Work out how many lines in the data include the string "this"; reply with that number alone.

** Data to use follows **

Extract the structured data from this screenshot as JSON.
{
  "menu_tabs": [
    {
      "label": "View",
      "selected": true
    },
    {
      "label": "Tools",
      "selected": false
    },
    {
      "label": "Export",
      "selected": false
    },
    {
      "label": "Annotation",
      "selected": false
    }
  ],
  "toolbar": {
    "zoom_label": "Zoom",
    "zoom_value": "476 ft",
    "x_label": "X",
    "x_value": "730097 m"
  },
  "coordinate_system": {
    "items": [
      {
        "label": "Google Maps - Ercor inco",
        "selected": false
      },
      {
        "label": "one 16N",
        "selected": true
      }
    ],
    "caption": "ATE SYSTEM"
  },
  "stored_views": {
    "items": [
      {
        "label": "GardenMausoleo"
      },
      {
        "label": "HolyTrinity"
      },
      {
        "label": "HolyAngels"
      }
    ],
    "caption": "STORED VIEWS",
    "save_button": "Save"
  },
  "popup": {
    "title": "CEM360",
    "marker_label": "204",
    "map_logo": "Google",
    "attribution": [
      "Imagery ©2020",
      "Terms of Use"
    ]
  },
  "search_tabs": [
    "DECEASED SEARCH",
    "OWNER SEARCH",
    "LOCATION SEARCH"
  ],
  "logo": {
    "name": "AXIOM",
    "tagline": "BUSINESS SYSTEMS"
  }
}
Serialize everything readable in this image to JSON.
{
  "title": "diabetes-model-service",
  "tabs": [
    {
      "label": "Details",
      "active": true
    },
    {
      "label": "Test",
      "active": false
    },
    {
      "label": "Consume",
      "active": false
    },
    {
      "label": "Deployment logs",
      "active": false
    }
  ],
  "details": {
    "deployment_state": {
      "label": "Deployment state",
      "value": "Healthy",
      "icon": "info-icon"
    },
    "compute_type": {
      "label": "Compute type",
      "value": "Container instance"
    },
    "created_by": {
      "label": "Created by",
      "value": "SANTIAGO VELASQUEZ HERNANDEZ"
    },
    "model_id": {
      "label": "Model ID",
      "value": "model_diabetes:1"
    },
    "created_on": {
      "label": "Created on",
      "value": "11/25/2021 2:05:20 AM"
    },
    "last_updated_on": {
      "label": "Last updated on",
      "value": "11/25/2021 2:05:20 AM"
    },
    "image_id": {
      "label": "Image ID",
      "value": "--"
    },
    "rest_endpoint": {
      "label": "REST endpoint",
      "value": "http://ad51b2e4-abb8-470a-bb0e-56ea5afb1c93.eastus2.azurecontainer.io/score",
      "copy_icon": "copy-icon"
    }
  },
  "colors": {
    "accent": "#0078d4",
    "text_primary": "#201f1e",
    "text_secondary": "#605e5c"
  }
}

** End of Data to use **

#### Exercise solution
2